Escalating attacks on peoples’ rights and on democratic rule have been sweeping Asia Pacific the past few weeks. From the months-long farmer protests in India to the military coup in Myanmar, the region saw the masses’ prowess to take ownership of the streets and assert a just and people-centered development.
The Reality of Aid Network – Asia Pacific (RoA-AP) extends its deepest solidarity and support to the peoples of India, Myanmar, and other countries in fragile contexts as they go through these undemocratic and inhumane attacks on civil liberties and basic freedoms, on top of the multiple crises exacerbated by the COVID-19 pandemic.
On February 1, 2021, Burmese military forces have taken over Myanmar’s government in an attempt to foil the recent electoral victory of the National League for Democracy (NLD) led by re-elected Prime Minister (PM) Aung San Suu Kyi.
NDL leaders, including PM Aung San Suu Kyi, and civil society leaders were detained just hours before the first session of the new parliament took place. Military commander General Min Aung Hlaing has urgently taken over the highest seat in the country, declaring a state of emergency for a year, after refusing to accept the last November 2020 election results citing fraud allegations.
Myanmar’s state of emergency is not only a step back for democracy and free speech as major sources of communication (Internet, media networks, and telecommunications) are now under the military’s control. More than this, the state of emergency is a humanitarian problem among Burmese Indigenous Peoples. Nearly one million people in Myanmar depend on aid as government-sponsored ethnic conflicts ravaged the fragile nation. This propelled aid groups in the country to suspend their operations for the safety of humanitarians and other local aid workers.
Meanwhile, Indian farmers took over the streets of Delhi to protest new agricultural laws. Since August 2020, farmers and other sectors have been opposing three farm acts that farmers’ unions tagged as “anti-farmer” policies. Although these laws were already suspended, farmers sustained their protest actions calling for the repeal of these laws and to introduce reforms that genuinely address their long-standing concerns on agriculture and land ownership. The worsening scene in the capital and its nearby cities led to violent conflicts between the farmers and the police, as the latter barricaded roads in an attempt to foil demonstrations.
International multilateral institutions and civil society organizations must support peoples’ movements in asserting that both Indian and Burmese governments must reverse these attacks and uphold peoples’ rights. Restrictions against aid groups that are meant to provide assistance to the marginalized and vulnerable must also be lifted immediately, with thousands of people caught in between these crises are now suffering from further distress and instability.

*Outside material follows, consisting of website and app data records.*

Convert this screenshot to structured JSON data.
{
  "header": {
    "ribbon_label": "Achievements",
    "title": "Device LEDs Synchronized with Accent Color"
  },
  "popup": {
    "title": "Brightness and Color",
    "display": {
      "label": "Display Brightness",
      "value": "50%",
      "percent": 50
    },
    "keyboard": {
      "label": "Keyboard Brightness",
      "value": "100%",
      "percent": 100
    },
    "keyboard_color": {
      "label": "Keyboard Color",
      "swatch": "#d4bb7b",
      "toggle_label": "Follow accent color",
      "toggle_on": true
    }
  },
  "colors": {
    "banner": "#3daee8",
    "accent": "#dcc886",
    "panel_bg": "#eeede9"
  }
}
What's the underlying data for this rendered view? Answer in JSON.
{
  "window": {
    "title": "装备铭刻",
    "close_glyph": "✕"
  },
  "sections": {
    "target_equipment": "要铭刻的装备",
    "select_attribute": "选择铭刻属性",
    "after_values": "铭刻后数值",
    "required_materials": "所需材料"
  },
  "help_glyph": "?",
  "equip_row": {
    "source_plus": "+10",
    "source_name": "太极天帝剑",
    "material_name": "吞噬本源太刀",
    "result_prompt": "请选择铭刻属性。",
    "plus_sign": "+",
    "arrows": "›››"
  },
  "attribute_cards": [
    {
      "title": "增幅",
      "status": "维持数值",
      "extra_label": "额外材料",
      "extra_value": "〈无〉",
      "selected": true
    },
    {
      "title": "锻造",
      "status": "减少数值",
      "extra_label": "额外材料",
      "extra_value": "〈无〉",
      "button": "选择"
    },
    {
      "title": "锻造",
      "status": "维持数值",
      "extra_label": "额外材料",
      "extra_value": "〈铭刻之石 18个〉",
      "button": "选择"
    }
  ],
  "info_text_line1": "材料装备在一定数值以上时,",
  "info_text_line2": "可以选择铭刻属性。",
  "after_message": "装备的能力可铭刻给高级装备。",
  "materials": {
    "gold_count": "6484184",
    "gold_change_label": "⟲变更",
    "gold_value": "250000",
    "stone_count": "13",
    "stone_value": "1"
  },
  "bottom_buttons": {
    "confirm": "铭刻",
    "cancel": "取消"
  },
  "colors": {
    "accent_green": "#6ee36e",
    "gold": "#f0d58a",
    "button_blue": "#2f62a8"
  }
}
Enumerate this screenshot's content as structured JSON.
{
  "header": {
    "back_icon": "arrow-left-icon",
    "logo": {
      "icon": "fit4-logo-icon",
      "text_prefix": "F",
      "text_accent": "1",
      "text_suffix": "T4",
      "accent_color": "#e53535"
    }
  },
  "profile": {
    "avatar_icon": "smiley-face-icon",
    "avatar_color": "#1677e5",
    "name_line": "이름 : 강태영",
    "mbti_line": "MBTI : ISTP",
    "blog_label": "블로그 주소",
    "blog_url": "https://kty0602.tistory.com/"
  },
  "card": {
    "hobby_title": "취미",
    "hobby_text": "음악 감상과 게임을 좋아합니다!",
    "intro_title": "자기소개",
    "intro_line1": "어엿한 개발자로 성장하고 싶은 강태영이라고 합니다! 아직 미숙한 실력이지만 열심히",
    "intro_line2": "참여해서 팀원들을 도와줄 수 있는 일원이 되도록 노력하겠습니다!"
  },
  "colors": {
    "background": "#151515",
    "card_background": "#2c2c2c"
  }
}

Specifically, Reality of Aid – Asia Pacific joins civil society organizations and peoples’ movements across the region in calling for 1) the Indian government to repeal anti-farmer laws and address agrarian reform, and 2) the Burmese military to release civil society actors and democratically-elected leaders and to stop all forms of censorship and attacks to human rights, especially Indigenous Peoples rights.